Known as “days of tranquility,” Drexler said the campaigns provide an example from the past, but one that is not being mirrored today. A significant obstacle, she said, is that those earlier efforts were aimed at children, which adults on all sides saw as worthwhile. Today, Leaning pointed out, COVID vaccinations are aimed at adults who may be adversaries or their supporters, and so are not viewed as benignly.

The biggest problem, however, is the global shortage of vaccines and the massive inequity in their distribution. While industrialized and some middle-income nations are rapidly vaccinating populations, others still have fewer than 1 percent vaccinated.

“The COVAX facility, which is distributing vaccines to low-income countries all around the world, is desperately short of doses,” Drexler said. “Really there is a global equity problem right now.”

Leaning, who has worked as an observer in conflict zones, said one of the hidden tolls of this work is the stress it places on humanitarian workers themselves. When working in these areas, she said, they must always be on alert and aware of how they’re perceived by the local community. With misinformation and mistrust rampant even in developed regions, they need to be cautious of threats not just from armed actors, but the community itself. In Africa, for example, misinformation is circulating that COVID-19 and its vaccines were engineered to wipe out the African population, according to Drexler.

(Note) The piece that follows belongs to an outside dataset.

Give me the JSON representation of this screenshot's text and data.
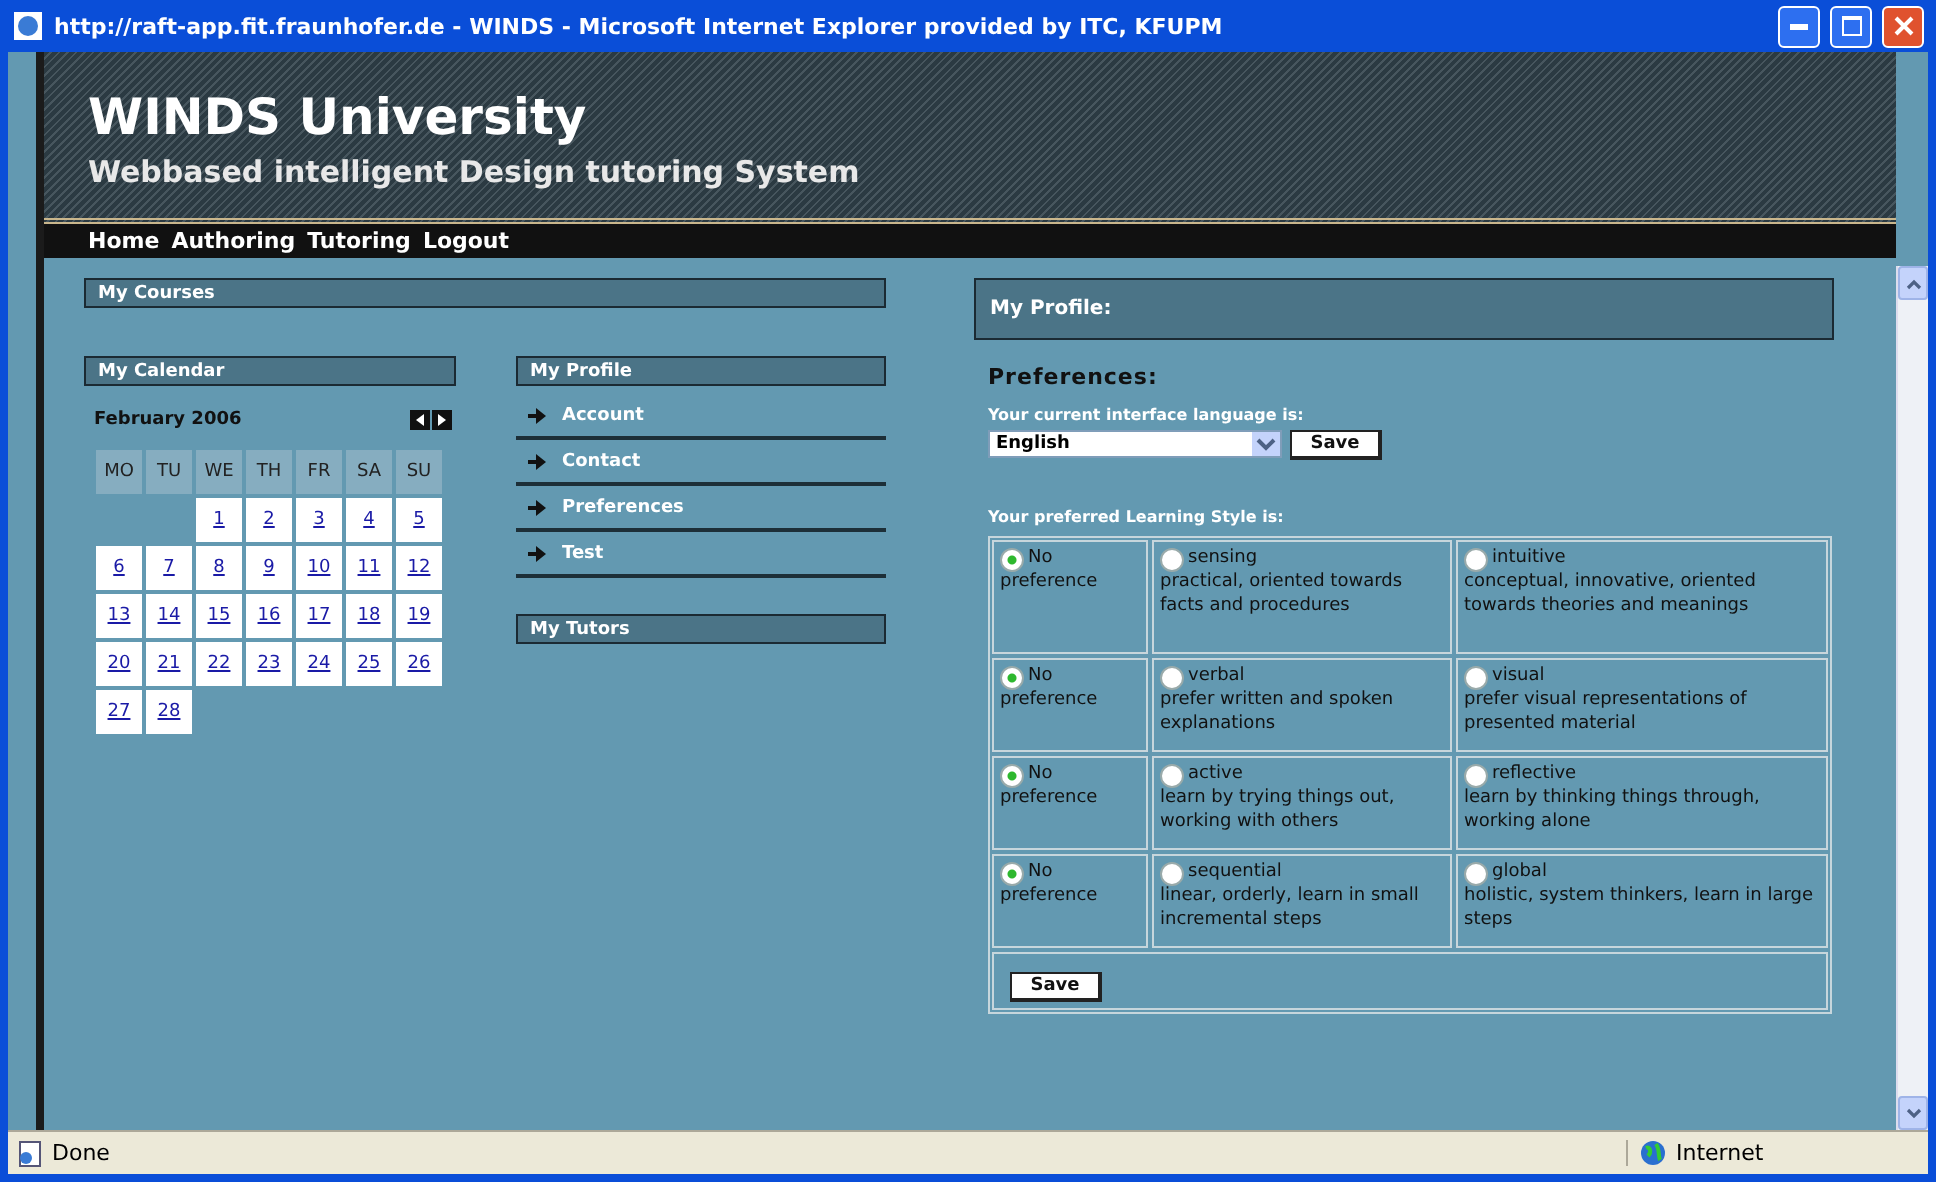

“You’re always on, you’re always being watched. … You cannot count on people trusting you ever, and you must rely on an implicit dialogue of: ‘Is it still OK for me to be doing this?’” Leaning said. “In my experience observing health care workers … in conflict zones, they should be valorized as the best representative of what our aspirations as a world are about.”